* [Stored data entries]
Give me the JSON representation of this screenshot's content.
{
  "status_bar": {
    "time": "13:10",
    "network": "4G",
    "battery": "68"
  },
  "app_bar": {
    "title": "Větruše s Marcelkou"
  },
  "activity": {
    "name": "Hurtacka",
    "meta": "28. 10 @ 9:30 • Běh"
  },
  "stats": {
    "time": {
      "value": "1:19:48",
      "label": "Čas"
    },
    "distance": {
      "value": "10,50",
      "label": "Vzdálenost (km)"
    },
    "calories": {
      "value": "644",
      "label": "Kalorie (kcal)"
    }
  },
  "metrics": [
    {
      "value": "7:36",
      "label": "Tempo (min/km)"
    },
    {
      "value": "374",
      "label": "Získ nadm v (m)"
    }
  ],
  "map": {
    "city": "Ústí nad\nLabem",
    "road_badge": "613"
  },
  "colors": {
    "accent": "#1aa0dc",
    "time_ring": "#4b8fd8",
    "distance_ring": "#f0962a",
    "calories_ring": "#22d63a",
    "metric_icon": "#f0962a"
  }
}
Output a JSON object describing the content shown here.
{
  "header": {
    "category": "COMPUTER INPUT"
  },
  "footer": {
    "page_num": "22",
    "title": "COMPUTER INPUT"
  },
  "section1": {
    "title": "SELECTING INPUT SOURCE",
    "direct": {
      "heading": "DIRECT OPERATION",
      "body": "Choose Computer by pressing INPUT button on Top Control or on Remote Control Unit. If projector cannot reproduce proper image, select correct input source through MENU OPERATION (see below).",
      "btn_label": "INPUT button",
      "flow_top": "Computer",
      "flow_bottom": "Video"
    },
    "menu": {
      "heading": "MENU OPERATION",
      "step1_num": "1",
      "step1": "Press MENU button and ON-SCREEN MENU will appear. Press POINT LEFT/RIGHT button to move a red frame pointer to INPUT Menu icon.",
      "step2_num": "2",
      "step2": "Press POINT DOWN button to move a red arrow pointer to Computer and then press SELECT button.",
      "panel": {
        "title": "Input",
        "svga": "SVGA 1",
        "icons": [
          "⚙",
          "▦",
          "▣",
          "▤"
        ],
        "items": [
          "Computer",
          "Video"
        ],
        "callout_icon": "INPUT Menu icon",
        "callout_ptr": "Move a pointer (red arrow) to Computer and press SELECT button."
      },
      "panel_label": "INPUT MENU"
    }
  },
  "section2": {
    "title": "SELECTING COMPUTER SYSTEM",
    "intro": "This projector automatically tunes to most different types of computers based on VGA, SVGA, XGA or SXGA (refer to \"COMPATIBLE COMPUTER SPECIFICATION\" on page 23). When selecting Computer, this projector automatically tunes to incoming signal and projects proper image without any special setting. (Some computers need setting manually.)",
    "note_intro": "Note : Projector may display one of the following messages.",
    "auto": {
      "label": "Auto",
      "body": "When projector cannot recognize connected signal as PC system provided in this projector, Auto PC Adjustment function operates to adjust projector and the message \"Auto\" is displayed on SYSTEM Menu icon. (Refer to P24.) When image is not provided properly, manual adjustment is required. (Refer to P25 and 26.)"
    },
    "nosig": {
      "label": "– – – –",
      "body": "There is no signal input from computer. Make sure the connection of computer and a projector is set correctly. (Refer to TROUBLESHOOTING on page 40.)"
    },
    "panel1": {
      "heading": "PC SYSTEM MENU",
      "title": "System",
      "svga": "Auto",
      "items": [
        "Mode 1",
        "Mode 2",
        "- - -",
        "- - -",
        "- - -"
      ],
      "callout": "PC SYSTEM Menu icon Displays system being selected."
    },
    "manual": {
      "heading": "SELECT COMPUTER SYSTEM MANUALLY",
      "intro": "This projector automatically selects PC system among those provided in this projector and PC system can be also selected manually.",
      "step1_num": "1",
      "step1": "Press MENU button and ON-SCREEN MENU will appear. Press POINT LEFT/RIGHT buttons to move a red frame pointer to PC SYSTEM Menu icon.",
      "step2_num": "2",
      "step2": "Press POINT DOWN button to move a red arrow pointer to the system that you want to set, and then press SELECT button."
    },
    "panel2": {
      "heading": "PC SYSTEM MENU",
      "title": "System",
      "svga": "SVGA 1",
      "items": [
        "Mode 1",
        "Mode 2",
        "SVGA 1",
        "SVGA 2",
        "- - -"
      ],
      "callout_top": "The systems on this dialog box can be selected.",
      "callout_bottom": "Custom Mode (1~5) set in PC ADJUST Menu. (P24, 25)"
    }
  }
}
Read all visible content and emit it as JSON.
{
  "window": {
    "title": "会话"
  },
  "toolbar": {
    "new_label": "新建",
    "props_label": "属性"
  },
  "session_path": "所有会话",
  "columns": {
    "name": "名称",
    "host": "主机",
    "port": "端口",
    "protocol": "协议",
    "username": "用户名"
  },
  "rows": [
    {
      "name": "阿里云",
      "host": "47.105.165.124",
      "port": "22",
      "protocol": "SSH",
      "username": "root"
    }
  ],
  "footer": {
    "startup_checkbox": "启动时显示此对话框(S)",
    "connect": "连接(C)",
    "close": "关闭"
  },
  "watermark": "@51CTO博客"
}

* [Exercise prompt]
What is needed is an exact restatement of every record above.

* [Result of the task]
Give me the JSON representation of this screenshot's content.
{
  "status_bar": {
    "time": "13:10",
    "network": "4G",
    "battery": "68"
  },
  "app_bar": {
    "title": "Větruše s Marcelkou"
  },
  "activity": {
    "name": "Hurtacka",
    "meta": "28. 10 @ 9:30 • Běh"
  },
  "stats": {
    "time": {
      "value": "1:19:48",
      "label": "Čas"
    },
    "distance": {
      "value": "10,50",
      "label": "Vzdálenost (km)"
    },
    "calories": {
      "value": "644",
      "label": "Kalorie (kcal)"
    }
  },
  "metrics": [
    {
      "value": "7:36",
      "label": "Tempo (min/km)"
    },
    {
      "value": "374",
      "label": "Získ nadm v (m)"
    }
  ],
  "map": {
    "city": "Ústí nad\nLabem",
    "road_badge": "613"
  },
  "colors": {
    "accent": "#1aa0dc",
    "time_ring": "#4b8fd8",
    "distance_ring": "#f0962a",
    "calories_ring": "#22d63a",
    "metric_icon": "#f0962a"
  }
}
Output a JSON object describing the content shown here.
{
  "header": {
    "category": "COMPUTER INPUT"
  },
  "footer": {
    "page_num": "22",
    "title": "COMPUTER INPUT"
  },
  "section1": {
    "title": "SELECTING INPUT SOURCE",
    "direct": {
      "heading": "DIRECT OPERATION",
      "body": "Choose Computer by pressing INPUT button on Top Control or on Remote Control Unit. If projector cannot reproduce proper image, select correct input source through MENU OPERATION (see below).",
      "btn_label": "INPUT button",
      "flow_top": "Computer",
      "flow_bottom": "Video"
    },
    "menu": {
      "heading": "MENU OPERATION",
      "step1_num": "1",
      "step1": "Press MENU button and ON-SCREEN MENU will appear. Press POINT LEFT/RIGHT button to move a red frame pointer to INPUT Menu icon.",
      "step2_num": "2",
      "step2": "Press POINT DOWN button to move a red arrow pointer to Computer and then press SELECT button.",
      "panel": {
        "title": "Input",
        "svga": "SVGA 1",
        "icons": [
          "⚙",
          "▦",
          "▣",
          "▤"
        ],
        "items": [
          "Computer",
          "Video"
        ],
        "callout_icon": "INPUT Menu icon",
        "callout_ptr": "Move a pointer (red arrow) to Computer and press SELECT button."
      },
      "panel_label": "INPUT MENU"
    }
  },
  "section2": {
    "title": "SELECTING COMPUTER SYSTEM",
    "intro": "This projector automatically tunes to most different types of computers based on VGA, SVGA, XGA or SXGA (refer to \"COMPATIBLE COMPUTER SPECIFICATION\" on page 23). When selecting Computer, this projector automatically tunes to incoming signal and projects proper image without any special setting. (Some computers need setting manually.)",
    "note_intro": "Note : Projector may display one of the following messages.",
    "auto": {
      "label": "Auto",
      "body": "When projector cannot recognize connected signal as PC system provided in this projector, Auto PC Adjustment function operates to adjust projector and the message \"Auto\" is displayed on SYSTEM Menu icon. (Refer to P24.) When image is not provided properly, manual adjustment is required. (Refer to P25 and 26.)"
    },
    "nosig": {
      "label": "– – – –",
      "body": "There is no signal input from computer. Make sure the connection of computer and a projector is set correctly. (Refer to TROUBLESHOOTING on page 40.)"
    },
    "panel1": {
      "heading": "PC SYSTEM MENU",
      "title": "System",
      "svga": "Auto",
      "items": [
        "Mode 1",
        "Mode 2",
        "- - -",
        "- - -",
        "- - -"
      ],
      "callout": "PC SYSTEM Menu icon Displays system being selected."
    },
    "manual": {
      "heading": "SELECT COMPUTER SYSTEM MANUALLY",
      "intro": "This projector automatically selects PC system among those provided in this projector and PC system can be also selected manually.",
      "step1_num": "1",
      "step1": "Press MENU button and ON-SCREEN MENU will appear. Press POINT LEFT/RIGHT buttons to move a red frame pointer to PC SYSTEM Menu icon.",
      "step2_num": "2",
      "step2": "Press POINT DOWN button to move a red arrow pointer to the system that you want to set, and then press SELECT button."
    },
    "panel2": {
      "heading": "PC SYSTEM MENU",
      "title": "System",
      "svga": "SVGA 1",
      "items": [
        "Mode 1",
        "Mode 2",
        "SVGA 1",
        "SVGA 2",
        "- - -"
      ],
      "callout_top": "The systems on this dialog box can be selected.",
      "callout_bottom": "Custom Mode (1~5) set in PC ADJUST Menu. (P24, 25)"
    }
  }
}
Read all visible content and emit it as JSON.
{
  "window": {
    "title": "会话"
  },
  "toolbar": {
    "new_label": "新建",
    "props_label": "属性"
  },
  "session_path": "所有会话",
  "columns": {
    "name": "名称",
    "host": "主机",
    "port": "端口",
    "protocol": "协议",
    "username": "用户名"
  },
  "rows": [
    {
      "name": "阿里云",
      "host": "47.105.165.124",
      "port": "22",
      "protocol": "SSH",
      "username": "root"
    }
  ],
  "footer": {
    "startup_checkbox": "启动时显示此对话框(S)",
    "connect": "连接(C)",
    "close": "关闭"
  },
  "watermark": "@51CTO博客"
}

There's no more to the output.